__PROBLEM TO WORK ON__
Look through the lines below; wherever the word "mask" appears, copy that line.

__EXERCISE INPUTS__
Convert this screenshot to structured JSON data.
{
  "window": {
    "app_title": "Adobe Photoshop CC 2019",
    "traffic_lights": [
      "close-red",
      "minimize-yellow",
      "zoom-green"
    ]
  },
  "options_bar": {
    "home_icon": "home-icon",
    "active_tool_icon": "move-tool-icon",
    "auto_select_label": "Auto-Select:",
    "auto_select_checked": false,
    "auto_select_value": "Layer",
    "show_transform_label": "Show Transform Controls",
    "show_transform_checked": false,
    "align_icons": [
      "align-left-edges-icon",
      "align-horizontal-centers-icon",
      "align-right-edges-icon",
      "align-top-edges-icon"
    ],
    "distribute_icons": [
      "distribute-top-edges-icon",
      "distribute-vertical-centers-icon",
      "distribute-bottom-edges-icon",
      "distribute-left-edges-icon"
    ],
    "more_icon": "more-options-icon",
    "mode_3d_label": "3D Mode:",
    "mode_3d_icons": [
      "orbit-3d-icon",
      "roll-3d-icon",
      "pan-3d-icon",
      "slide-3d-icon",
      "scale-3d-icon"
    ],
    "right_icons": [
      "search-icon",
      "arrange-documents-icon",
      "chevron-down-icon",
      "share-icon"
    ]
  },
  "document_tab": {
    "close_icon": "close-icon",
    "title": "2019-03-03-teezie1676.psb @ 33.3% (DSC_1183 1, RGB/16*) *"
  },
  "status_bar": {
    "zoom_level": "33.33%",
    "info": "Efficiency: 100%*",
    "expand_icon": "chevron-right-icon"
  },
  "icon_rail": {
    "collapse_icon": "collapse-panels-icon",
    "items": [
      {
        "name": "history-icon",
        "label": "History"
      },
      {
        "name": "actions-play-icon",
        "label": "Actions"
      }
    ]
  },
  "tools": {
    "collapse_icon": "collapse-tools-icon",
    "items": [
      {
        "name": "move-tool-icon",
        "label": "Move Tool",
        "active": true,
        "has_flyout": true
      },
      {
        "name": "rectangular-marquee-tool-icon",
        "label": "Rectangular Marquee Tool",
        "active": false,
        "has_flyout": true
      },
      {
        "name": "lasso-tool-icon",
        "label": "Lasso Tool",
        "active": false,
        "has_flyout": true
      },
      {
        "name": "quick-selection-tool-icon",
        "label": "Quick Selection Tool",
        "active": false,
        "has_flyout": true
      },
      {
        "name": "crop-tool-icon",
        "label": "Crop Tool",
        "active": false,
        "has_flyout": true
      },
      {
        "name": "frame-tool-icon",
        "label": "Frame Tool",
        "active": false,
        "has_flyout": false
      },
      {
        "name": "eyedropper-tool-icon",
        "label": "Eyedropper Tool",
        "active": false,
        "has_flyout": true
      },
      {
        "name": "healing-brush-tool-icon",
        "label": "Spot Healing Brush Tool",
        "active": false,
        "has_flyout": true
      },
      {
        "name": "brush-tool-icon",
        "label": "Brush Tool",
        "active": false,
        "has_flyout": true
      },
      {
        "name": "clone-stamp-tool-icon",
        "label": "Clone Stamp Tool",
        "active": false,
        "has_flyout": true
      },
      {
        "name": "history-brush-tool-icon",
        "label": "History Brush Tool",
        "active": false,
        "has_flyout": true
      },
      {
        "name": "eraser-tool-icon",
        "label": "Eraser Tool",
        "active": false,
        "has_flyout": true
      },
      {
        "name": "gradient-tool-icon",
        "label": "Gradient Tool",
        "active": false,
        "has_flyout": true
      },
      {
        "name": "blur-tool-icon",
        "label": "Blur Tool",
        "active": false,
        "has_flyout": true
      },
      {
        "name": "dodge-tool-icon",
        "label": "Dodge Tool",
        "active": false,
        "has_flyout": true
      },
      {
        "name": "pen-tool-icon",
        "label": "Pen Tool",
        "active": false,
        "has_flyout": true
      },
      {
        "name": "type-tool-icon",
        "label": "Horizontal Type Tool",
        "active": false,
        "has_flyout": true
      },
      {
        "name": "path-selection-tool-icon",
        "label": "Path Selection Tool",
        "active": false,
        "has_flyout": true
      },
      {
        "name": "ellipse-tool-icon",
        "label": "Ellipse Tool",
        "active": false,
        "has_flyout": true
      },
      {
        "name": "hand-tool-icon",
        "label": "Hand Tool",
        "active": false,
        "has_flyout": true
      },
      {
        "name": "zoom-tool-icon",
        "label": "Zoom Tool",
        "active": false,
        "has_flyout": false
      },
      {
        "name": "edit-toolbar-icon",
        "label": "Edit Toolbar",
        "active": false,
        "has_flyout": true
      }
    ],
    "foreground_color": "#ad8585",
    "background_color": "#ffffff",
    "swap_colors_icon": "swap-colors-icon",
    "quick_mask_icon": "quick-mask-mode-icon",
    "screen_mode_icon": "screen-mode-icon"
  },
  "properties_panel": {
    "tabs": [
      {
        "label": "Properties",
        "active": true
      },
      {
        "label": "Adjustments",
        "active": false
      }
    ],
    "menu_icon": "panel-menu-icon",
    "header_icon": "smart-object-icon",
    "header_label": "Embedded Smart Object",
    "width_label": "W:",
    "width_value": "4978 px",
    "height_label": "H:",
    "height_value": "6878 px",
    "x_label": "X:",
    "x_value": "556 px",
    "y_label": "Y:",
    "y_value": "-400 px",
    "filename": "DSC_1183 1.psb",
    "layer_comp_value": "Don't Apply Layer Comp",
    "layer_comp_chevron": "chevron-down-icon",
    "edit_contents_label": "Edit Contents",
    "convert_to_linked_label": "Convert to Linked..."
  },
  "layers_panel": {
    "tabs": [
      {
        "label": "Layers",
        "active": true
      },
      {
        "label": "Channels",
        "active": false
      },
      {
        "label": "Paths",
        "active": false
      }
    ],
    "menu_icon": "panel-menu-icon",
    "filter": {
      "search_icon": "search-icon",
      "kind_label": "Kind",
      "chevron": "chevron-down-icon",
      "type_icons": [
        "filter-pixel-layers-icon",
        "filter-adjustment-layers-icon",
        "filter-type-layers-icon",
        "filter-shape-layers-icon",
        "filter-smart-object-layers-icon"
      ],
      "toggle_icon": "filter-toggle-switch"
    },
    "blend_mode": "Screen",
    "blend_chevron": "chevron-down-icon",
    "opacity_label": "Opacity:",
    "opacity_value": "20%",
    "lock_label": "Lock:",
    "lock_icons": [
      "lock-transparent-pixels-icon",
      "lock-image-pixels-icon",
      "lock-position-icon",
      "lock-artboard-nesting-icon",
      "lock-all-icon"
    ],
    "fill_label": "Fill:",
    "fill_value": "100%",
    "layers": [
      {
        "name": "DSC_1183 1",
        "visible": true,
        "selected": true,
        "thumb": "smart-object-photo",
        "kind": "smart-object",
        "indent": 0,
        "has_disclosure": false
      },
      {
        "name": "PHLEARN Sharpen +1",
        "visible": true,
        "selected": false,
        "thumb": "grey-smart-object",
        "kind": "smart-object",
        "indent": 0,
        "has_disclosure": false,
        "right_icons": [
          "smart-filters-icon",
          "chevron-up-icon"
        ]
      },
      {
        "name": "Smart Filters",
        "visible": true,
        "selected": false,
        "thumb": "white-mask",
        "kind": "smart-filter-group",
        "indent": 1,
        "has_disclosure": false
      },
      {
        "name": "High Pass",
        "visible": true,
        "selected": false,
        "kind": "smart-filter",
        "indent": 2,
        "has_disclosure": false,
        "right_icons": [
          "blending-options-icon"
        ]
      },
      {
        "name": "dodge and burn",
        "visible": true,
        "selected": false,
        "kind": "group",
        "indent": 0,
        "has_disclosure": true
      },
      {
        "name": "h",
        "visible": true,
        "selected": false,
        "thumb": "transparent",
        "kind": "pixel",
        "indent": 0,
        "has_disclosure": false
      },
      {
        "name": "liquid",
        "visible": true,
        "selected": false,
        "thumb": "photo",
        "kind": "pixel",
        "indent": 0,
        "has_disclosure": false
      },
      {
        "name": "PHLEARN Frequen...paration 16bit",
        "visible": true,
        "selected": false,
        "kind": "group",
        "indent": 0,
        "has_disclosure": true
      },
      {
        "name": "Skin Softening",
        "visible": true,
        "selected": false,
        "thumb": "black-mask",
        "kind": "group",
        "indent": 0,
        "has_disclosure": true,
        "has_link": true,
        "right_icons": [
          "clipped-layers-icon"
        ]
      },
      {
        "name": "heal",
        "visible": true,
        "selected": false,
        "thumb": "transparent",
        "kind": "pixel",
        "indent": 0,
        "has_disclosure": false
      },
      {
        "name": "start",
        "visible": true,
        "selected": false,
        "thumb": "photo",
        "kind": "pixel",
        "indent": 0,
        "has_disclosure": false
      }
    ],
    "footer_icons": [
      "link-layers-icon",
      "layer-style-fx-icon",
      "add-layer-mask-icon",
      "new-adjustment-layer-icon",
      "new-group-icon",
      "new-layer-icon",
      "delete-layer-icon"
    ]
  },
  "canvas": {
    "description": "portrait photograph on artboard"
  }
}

__WRITTEN SOLUTION__
    "quick_mask_icon": "quick-mask-mode-icon",
        "thumb": "white-mask",
        "thumb": "black-mask",
      "add-layer-mask-icon",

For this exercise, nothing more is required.